Record set.
┄┄┄┄┄┄┄┄┄┄┄┄┄┄┄┄┄┄┄┄
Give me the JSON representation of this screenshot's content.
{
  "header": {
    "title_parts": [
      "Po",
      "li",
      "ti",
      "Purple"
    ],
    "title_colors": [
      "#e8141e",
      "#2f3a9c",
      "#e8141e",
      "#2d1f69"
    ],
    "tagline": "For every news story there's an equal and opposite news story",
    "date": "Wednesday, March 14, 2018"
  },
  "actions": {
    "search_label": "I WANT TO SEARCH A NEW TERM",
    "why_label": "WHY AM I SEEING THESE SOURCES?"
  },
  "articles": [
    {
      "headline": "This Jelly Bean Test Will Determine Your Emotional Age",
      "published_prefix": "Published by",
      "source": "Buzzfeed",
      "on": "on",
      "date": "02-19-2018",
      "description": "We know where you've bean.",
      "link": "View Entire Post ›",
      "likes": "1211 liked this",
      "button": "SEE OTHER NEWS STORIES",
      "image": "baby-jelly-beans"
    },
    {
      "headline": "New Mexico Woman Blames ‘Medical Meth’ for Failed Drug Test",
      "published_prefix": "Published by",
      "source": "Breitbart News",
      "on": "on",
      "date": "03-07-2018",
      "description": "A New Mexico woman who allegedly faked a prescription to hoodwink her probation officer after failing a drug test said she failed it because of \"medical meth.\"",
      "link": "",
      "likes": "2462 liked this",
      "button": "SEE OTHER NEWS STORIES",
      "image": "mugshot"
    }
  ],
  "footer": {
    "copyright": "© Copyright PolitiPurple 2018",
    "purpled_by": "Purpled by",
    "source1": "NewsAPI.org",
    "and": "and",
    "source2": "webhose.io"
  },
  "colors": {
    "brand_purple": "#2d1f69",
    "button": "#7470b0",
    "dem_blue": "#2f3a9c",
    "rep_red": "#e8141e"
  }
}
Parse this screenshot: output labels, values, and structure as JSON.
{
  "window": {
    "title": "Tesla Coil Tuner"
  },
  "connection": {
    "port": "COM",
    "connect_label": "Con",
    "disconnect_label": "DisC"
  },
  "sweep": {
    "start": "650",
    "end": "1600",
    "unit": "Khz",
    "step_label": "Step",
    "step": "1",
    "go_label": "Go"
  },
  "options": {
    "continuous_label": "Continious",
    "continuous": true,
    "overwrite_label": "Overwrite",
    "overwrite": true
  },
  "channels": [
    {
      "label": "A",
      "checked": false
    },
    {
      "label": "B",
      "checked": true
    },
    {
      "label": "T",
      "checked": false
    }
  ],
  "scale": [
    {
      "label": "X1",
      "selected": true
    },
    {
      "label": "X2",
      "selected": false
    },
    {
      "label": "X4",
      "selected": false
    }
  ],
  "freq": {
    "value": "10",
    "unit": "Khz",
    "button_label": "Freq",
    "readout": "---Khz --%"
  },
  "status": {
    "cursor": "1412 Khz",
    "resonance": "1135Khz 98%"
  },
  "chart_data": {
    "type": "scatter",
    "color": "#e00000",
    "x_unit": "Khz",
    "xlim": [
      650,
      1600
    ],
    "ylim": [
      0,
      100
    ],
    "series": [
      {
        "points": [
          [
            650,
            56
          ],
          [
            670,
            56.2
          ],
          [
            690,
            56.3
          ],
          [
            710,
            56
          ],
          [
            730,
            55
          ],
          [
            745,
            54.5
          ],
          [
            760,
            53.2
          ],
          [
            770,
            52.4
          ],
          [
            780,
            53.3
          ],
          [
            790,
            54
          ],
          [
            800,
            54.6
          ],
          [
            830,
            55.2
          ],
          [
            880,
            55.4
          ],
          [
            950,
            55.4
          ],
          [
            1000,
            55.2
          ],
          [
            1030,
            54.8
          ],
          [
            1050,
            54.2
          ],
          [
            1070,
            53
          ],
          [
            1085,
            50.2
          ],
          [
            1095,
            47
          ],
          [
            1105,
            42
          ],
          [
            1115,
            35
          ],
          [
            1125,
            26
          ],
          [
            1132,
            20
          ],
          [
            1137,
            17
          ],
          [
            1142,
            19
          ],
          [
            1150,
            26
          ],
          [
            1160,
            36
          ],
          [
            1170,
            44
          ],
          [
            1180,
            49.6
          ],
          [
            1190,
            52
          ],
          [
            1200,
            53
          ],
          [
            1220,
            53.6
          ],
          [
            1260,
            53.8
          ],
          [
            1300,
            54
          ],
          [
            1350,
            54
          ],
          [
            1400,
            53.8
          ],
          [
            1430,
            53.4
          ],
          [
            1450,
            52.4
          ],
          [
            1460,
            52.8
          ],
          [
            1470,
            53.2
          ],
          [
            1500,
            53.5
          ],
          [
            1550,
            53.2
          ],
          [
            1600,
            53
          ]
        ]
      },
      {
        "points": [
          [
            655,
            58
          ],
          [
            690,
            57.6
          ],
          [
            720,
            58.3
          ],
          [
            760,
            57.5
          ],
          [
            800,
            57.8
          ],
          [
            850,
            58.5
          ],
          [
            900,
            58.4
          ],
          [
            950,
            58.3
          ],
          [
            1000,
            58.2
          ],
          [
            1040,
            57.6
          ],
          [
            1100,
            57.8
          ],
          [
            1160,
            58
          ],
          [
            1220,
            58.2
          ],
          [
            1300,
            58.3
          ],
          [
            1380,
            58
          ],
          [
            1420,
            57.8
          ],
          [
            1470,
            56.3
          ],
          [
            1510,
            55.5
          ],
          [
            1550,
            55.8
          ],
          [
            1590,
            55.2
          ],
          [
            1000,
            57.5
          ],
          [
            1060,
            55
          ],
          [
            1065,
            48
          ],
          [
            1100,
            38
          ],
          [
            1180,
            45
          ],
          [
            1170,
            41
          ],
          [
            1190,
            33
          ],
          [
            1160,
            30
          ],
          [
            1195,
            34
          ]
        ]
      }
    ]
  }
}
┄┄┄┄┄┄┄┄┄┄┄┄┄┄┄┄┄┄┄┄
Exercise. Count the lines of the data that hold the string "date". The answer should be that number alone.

Solution to the exercise. 3